[Excerpts from an interface dataset]
= = = =

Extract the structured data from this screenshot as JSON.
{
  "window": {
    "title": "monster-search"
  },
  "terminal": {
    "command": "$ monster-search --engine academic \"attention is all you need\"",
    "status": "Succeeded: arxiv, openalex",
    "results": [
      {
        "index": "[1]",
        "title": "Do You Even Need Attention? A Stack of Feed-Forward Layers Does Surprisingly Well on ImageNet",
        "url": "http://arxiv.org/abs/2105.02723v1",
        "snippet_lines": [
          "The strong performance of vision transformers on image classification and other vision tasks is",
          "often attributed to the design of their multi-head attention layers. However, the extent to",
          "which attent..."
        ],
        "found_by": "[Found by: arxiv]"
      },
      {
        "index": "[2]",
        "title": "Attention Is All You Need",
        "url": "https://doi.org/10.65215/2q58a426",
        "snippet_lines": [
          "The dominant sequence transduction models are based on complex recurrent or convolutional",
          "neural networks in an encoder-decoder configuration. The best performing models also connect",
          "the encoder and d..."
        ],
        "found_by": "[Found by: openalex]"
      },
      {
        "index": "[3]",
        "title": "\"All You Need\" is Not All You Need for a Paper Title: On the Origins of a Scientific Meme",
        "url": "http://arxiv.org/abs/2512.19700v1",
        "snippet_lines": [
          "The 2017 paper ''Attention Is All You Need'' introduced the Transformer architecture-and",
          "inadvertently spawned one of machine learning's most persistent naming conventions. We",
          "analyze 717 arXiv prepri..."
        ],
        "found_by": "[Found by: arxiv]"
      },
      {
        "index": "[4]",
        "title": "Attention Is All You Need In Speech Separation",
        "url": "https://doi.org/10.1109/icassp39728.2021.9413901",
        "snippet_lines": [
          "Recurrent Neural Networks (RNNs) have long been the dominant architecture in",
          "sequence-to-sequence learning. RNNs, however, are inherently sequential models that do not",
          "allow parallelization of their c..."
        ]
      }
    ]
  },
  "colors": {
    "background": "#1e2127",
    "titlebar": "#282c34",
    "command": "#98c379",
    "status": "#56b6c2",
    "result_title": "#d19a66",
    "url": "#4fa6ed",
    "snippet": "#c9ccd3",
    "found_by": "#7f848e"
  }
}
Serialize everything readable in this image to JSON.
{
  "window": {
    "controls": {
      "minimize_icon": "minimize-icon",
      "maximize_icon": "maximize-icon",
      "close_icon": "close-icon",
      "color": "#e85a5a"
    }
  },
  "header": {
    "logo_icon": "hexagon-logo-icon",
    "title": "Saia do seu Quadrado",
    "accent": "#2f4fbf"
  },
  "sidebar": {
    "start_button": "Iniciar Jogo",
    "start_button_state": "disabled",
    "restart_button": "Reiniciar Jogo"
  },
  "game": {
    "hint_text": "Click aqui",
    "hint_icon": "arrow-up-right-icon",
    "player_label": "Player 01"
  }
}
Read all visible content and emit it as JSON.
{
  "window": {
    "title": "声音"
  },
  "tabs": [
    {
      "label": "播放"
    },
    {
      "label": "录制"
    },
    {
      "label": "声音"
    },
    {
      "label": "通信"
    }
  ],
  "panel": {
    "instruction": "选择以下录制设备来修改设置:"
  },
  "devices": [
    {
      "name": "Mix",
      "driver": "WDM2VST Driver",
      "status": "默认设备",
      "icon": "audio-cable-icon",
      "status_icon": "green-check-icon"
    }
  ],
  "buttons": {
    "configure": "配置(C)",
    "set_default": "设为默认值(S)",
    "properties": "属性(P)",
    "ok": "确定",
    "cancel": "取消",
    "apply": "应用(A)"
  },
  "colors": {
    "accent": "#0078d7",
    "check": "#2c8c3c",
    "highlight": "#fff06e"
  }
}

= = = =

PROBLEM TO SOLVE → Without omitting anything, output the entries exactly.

EXPECTED ANSWER →
Extract the structured data from this screenshot as JSON.
{
  "window": {
    "title": "monster-search"
  },
  "terminal": {
    "command": "$ monster-search --engine academic \"attention is all you need\"",
    "status": "Succeeded: arxiv, openalex",
    "results": [
      {
        "index": "[1]",
        "title": "Do You Even Need Attention? A Stack of Feed-Forward Layers Does Surprisingly Well on ImageNet",
        "url": "http://arxiv.org/abs/2105.02723v1",
        "snippet_lines": [
          "The strong performance of vision transformers on image classification and other vision tasks is",
          "often attributed to the design of their multi-head attention layers. However, the extent to",
          "which attent..."
        ],
        "found_by": "[Found by: arxiv]"
      },
      {
        "index": "[2]",
        "title": "Attention Is All You Need",
        "url": "https://doi.org/10.65215/2q58a426",
        "snippet_lines": [
          "The dominant sequence transduction models are based on complex recurrent or convolutional",
          "neural networks in an encoder-decoder configuration. The best performing models also connect",
          "the encoder and d..."
        ],
        "found_by": "[Found by: openalex]"
      },
      {
        "index": "[3]",
        "title": "\"All You Need\" is Not All You Need for a Paper Title: On the Origins of a Scientific Meme",
        "url": "http://arxiv.org/abs/2512.19700v1",
        "snippet_lines": [
          "The 2017 paper ''Attention Is All You Need'' introduced the Transformer architecture-and",
          "inadvertently spawned one of machine learning's most persistent naming conventions. We",
          "analyze 717 arXiv prepri..."
        ],
        "found_by": "[Found by: arxiv]"
      },
      {
        "index": "[4]",
        "title": "Attention Is All You Need In Speech Separation",
        "url": "https://doi.org/10.1109/icassp39728.2021.9413901",
        "snippet_lines": [
          "Recurrent Neural Networks (RNNs) have long been the dominant architecture in",
          "sequence-to-sequence learning. RNNs, however, are inherently sequential models that do not",
          "allow parallelization of their c..."
        ]
      }
    ]
  },
  "colors": {
    "background": "#1e2127",
    "titlebar": "#282c34",
    "command": "#98c379",
    "status": "#56b6c2",
    "result_title": "#d19a66",
    "url": "#4fa6ed",
    "snippet": "#c9ccd3",
    "found_by": "#7f848e"
  }
}
Serialize everything readable in this image to JSON.
{
  "window": {
    "controls": {
      "minimize_icon": "minimize-icon",
      "maximize_icon": "maximize-icon",
      "close_icon": "close-icon",
      "color": "#e85a5a"
    }
  },
  "header": {
    "logo_icon": "hexagon-logo-icon",
    "title": "Saia do seu Quadrado",
    "accent": "#2f4fbf"
  },
  "sidebar": {
    "start_button": "Iniciar Jogo",
    "start_button_state": "disabled",
    "restart_button": "Reiniciar Jogo"
  },
  "game": {
    "hint_text": "Click aqui",
    "hint_icon": "arrow-up-right-icon",
    "player_label": "Player 01"
  }
}
Read all visible content and emit it as JSON.
{
  "window": {
    "title": "声音"
  },
  "tabs": [
    {
      "label": "播放"
    },
    {
      "label": "录制"
    },
    {
      "label": "声音"
    },
    {
      "label": "通信"
    }
  ],
  "panel": {
    "instruction": "选择以下录制设备来修改设置:"
  },
  "devices": [
    {
      "name": "Mix",
      "driver": "WDM2VST Driver",
      "status": "默认设备",
      "icon": "audio-cable-icon",
      "status_icon": "green-check-icon"
    }
  ],
  "buttons": {
    "configure": "配置(C)",
    "set_default": "设为默认值(S)",
    "properties": "属性(P)",
    "ok": "确定",
    "cancel": "取消",
    "apply": "应用(A)"
  },
  "colors": {
    "accent": "#0078d7",
    "check": "#2c8c3c",
    "highlight": "#fff06e"
  }
}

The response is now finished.